Pirelli, furthermore, announced to unveil more technical details during future drive tests planned for the specialized press. Meanwhile, the various car models unveiled in Geneva play a major role in promoting the brand: cars like the Ferrari GTC4, with all-wheel steering technology, the Porsche Boxer 718, Audi R8 Spider, Maserati Levante ( the first Maserati SUV ), not to mention the F-Pace (Jaguar’s first SUV), the new BMW 7 Series, the Lamborghini Centenario, Pagani Huayra, McLaren 570 GT, and Italdesign’s concept GTZero, all equipped, it goes without saying, with approved P Zeros.



P Zero a thirty years tale

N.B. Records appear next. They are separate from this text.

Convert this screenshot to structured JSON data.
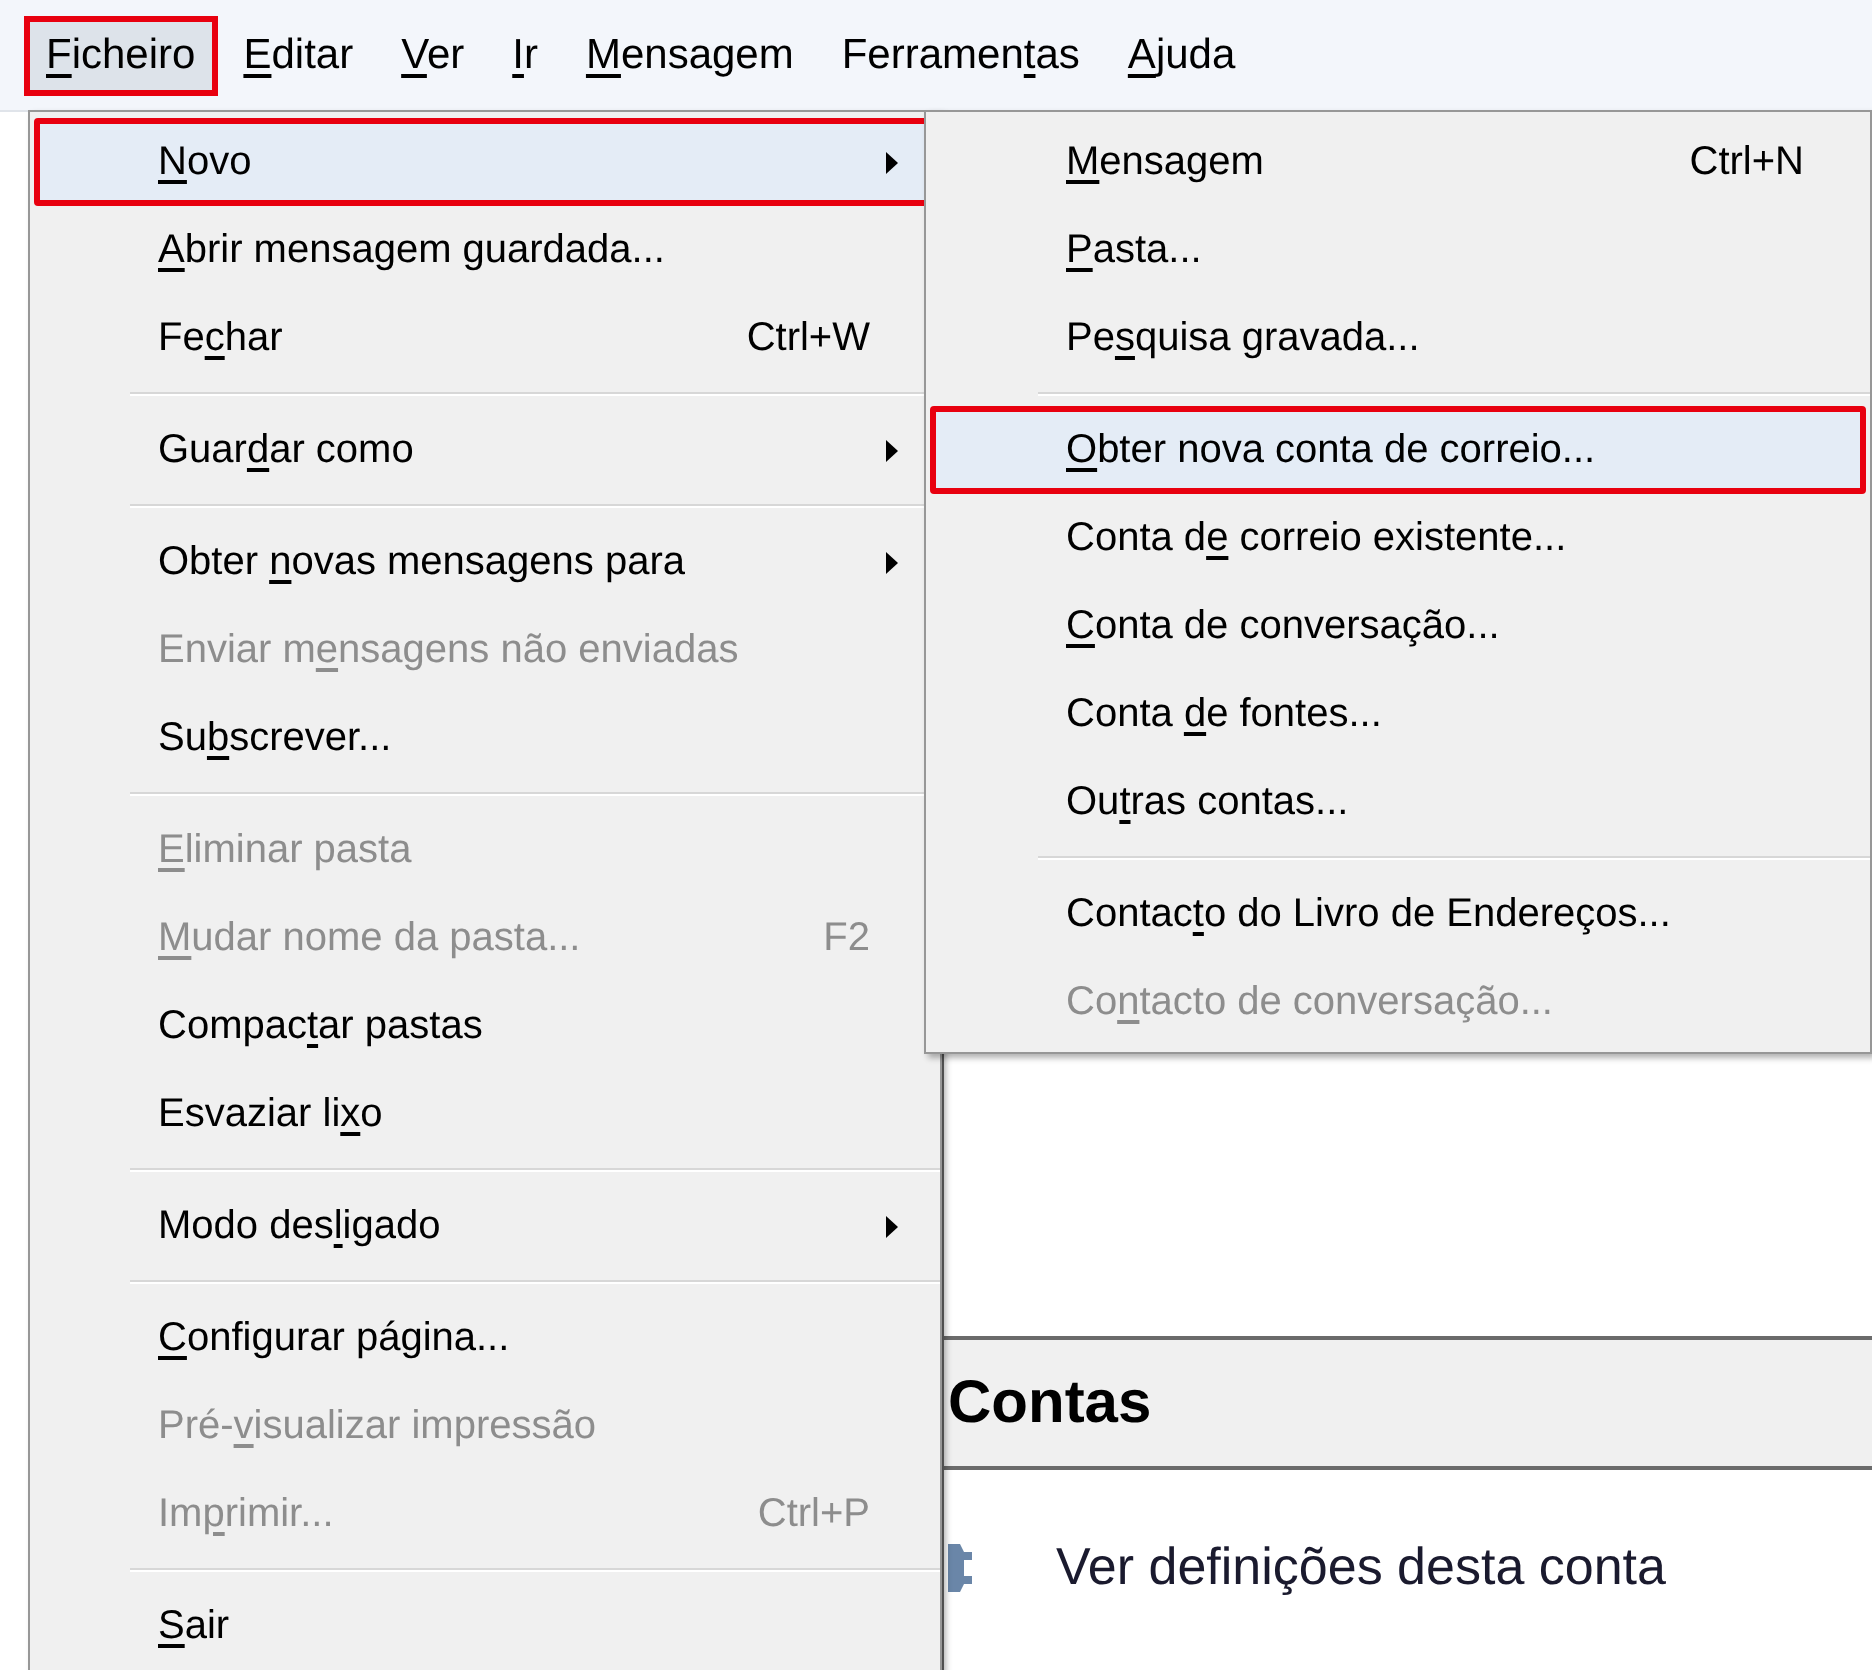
{
  "menu_bar": [
    {
      "label": {
        "key": "F",
        "post": "icheiro"
      },
      "selected": true,
      "highlighted": true
    },
    {
      "label": {
        "key": "E",
        "post": "ditar"
      },
      "selected": false,
      "highlighted": false
    },
    {
      "label": {
        "key": "V",
        "post": "er"
      },
      "selected": false,
      "highlighted": false
    },
    {
      "label": {
        "key": "I",
        "post": "r"
      },
      "selected": false,
      "highlighted": false
    },
    {
      "label": {
        "key": "M",
        "post": "ensagem"
      },
      "selected": false,
      "highlighted": false
    },
    {
      "label": {
        "pre": "Ferramen",
        "key": "t",
        "post": "as"
      },
      "selected": false,
      "highlighted": false
    },
    {
      "label": {
        "key": "A",
        "post": "juda"
      },
      "selected": false,
      "highlighted": false
    }
  ],
  "file_menu": [
    {
      "kind": "item",
      "label": {
        "key": "N",
        "post": "ovo"
      },
      "submenu": true,
      "disabled": false,
      "selected": true,
      "highlighted": true
    },
    {
      "kind": "item",
      "label": {
        "key": "A",
        "post": "brir mensagem guardada..."
      },
      "submenu": false,
      "disabled": false,
      "selected": false,
      "highlighted": false
    },
    {
      "kind": "item",
      "label": {
        "pre": "Fe",
        "key": "c",
        "post": "har"
      },
      "shortcut": "Ctrl+W",
      "submenu": false,
      "disabled": false,
      "selected": false,
      "highlighted": false
    },
    {
      "kind": "separator"
    },
    {
      "kind": "item",
      "label": {
        "pre": "Guar",
        "key": "d",
        "post": "ar como"
      },
      "submenu": true,
      "disabled": false,
      "selected": false,
      "highlighted": false
    },
    {
      "kind": "separator"
    },
    {
      "kind": "item",
      "label": {
        "pre": "Obter ",
        "key": "n",
        "post": "ovas mensagens para"
      },
      "submenu": true,
      "disabled": false,
      "selected": false,
      "highlighted": false
    },
    {
      "kind": "item",
      "label": {
        "pre": "Enviar m",
        "key": "e",
        "post": "nsagens não enviadas"
      },
      "submenu": false,
      "disabled": true,
      "selected": false,
      "highlighted": false
    },
    {
      "kind": "item",
      "label": {
        "pre": "Su",
        "key": "b",
        "post": "screver..."
      },
      "submenu": false,
      "disabled": false,
      "selected": false,
      "highlighted": false
    },
    {
      "kind": "separator"
    },
    {
      "kind": "item",
      "label": {
        "key": "E",
        "post": "liminar pasta"
      },
      "submenu": false,
      "disabled": true,
      "selected": false,
      "highlighted": false
    },
    {
      "kind": "item",
      "label": {
        "key": "M",
        "post": "udar nome da pasta..."
      },
      "shortcut": "F2",
      "submenu": false,
      "disabled": true,
      "selected": false,
      "highlighted": false
    },
    {
      "kind": "item",
      "label": {
        "pre": "Compac",
        "key": "t",
        "post": "ar pastas"
      },
      "submenu": false,
      "disabled": false,
      "selected": false,
      "highlighted": false
    },
    {
      "kind": "item",
      "label": {
        "pre": "Esvaziar li",
        "key": "x",
        "post": "o"
      },
      "submenu": false,
      "disabled": false,
      "selected": false,
      "highlighted": false
    },
    {
      "kind": "separator"
    },
    {
      "kind": "item",
      "label": {
        "pre": "Modo des",
        "key": "l",
        "post": "igado"
      },
      "submenu": true,
      "disabled": false,
      "selected": false,
      "highlighted": false
    },
    {
      "kind": "separator"
    },
    {
      "kind": "item",
      "label": {
        "key": "C",
        "post": "onfigurar página..."
      },
      "submenu": false,
      "disabled": false,
      "selected": false,
      "highlighted": false
    },
    {
      "kind": "item",
      "label": {
        "pre": "Pré-",
        "key": "v",
        "post": "isualizar impressão"
      },
      "submenu": false,
      "disabled": true,
      "selected": false,
      "highlighted": false
    },
    {
      "kind": "item",
      "label": {
        "pre": "Im",
        "key": "p",
        "post": "rimir..."
      },
      "shortcut": "Ctrl+P",
      "submenu": false,
      "disabled": true,
      "selected": false,
      "highlighted": false
    },
    {
      "kind": "separator"
    },
    {
      "kind": "item",
      "label": {
        "key": "S",
        "post": "air"
      },
      "submenu": false,
      "disabled": false,
      "selected": false,
      "highlighted": false
    }
  ],
  "new_submenu": [
    {
      "kind": "item",
      "label": {
        "key": "M",
        "post": "ensagem"
      },
      "shortcut": "Ctrl+N",
      "submenu": false,
      "disabled": false,
      "selected": false,
      "highlighted": false
    },
    {
      "kind": "item",
      "label": {
        "key": "P",
        "post": "asta..."
      },
      "submenu": false,
      "disabled": false,
      "selected": false,
      "highlighted": false
    },
    {
      "kind": "item",
      "label": {
        "pre": "Pe",
        "key": "s",
        "post": "quisa gravada..."
      },
      "submenu": false,
      "disabled": false,
      "selected": false,
      "highlighted": false
    },
    {
      "kind": "separator"
    },
    {
      "kind": "item",
      "label": {
        "key": "O",
        "post": "bter nova conta de correio..."
      },
      "submenu": false,
      "disabled": false,
      "selected": true,
      "highlighted": true
    },
    {
      "kind": "item",
      "label": {
        "pre": "Conta d",
        "key": "e",
        "post": " correio existente..."
      },
      "submenu": false,
      "disabled": false,
      "selected": false,
      "highlighted": false
    },
    {
      "kind": "item",
      "label": {
        "key": "C",
        "post": "onta de conversação..."
      },
      "submenu": false,
      "disabled": false,
      "selected": false,
      "highlighted": false
    },
    {
      "kind": "item",
      "label": {
        "pre": "Conta ",
        "key": "d",
        "post": "e fontes..."
      },
      "submenu": false,
      "disabled": false,
      "selected": false,
      "highlighted": false
    },
    {
      "kind": "item",
      "label": {
        "pre": "Ou",
        "key": "t",
        "post": "ras contas..."
      },
      "submenu": false,
      "disabled": false,
      "selected": false,
      "highlighted": false
    },
    {
      "kind": "separator"
    },
    {
      "kind": "item",
      "label": {
        "pre": "Contac",
        "key": "t",
        "post": "o do Livro de Endereços..."
      },
      "submenu": false,
      "disabled": false,
      "selected": false,
      "highlighted": false
    },
    {
      "kind": "item",
      "label": {
        "pre": "Co",
        "key": "n",
        "post": "tacto de conversação..."
      },
      "submenu": false,
      "disabled": true,
      "selected": false,
      "highlighted": false
    }
  ],
  "accounts_section": {
    "title": "Contas",
    "action": "Ver definições desta conta"
  }
}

It was 1986 when Pirelli created the first P Zero, specifically developed for the Lancia Delta S4. Only a year later, in 1987, the brand went from rallies to the road, with the Ferrari F40, which represented the beginning of a new era for road tires: for the first time, in fact, a tire with a 17-inch diameter equips a road car with different sizes between the front and rear axle reaching the speed symbol "Z" (above 240 km / h). In 1994, the first variant, P Zero System, was introduced directly from motorsports, designed exclusively as OE for UHP cars, providing high performance and designed to reduce hydroplaning. Furthermore, in order to meet the requirements of more “average” sport coupes which still required high performance tires, in 2000 the P Zero Rosso range was launched, with the ambition of providing a tire able to guarantee performances close to the "P Zero System" coupled with a higher comfort. Over the years, the range has been characterized by a separate design between rear and front axle: the P Zero Rosso becomes Asimmetrico on the rear axle, while the front tires are called P Zero Rosso Direzionale.  Two years later a tire dedicated to the aftermarket makes its debut: P Zero Nero, replaced in 2013 by the updated P Zero Nero GT, dedicated as a replacement for the sports cars and high-powered saloons. The range was further enriched in 2003 with the P Zero Corsa System, born from a collaboration between Pirelli and Ferrari for the road version of the Ferrari 360 Challenge, also characterized by two different tread patterns, an asymmetric rear and a directional front tire. In 2007 an important innovation revamps the P Zero range: the use of special tread compounds combine driving comfort with gutsy  performance. Another important partnership in 2010 sees the arrival of the P Zero Corsa Asimmetrico 2, designed for the Lamborghini Gallardo LP 570-4 Superleggera, but soon to be adopted as OE on a number of UHP cars. The high-speed and cornering stability make it suitable for competitive use on race tracks as well. At the same time, Pirelli creates a tire designed to meet the requirements of racing teams: the P Zero Trofeo, which, unlike many race tires, happens to be approved also for road use. The 2012 development of this tire was called P Zero Trofeo R, and employs new innovative tread patterns, improving stability, especially lateral grip in dry conditions while reducing tread wear. Meanwhile Pirelli makes its entry in the premier class of motor racing, with P Zero Formula 1: all the slick tires produced by Pirelli for use in Formula 1 belong to the P Zero family. The new regulation for the 2016 season provide for five different slick compounds available, easily recognizable by the colored strip on the shoulder: Supersoft (Red), Ultrasoft (Purple), Soft (Yellow), Medium (White) and Hard (Orange). Finally, for the thirtieth anniversary of the brand, Pirelli launches the nuovo P Zero, in two versions, dedicated to HP sedans and UHP sports cars, as well as the nuovo P Zero Corsa, very similar to a racing slick tire and made for UHP road vehicles.

back to archive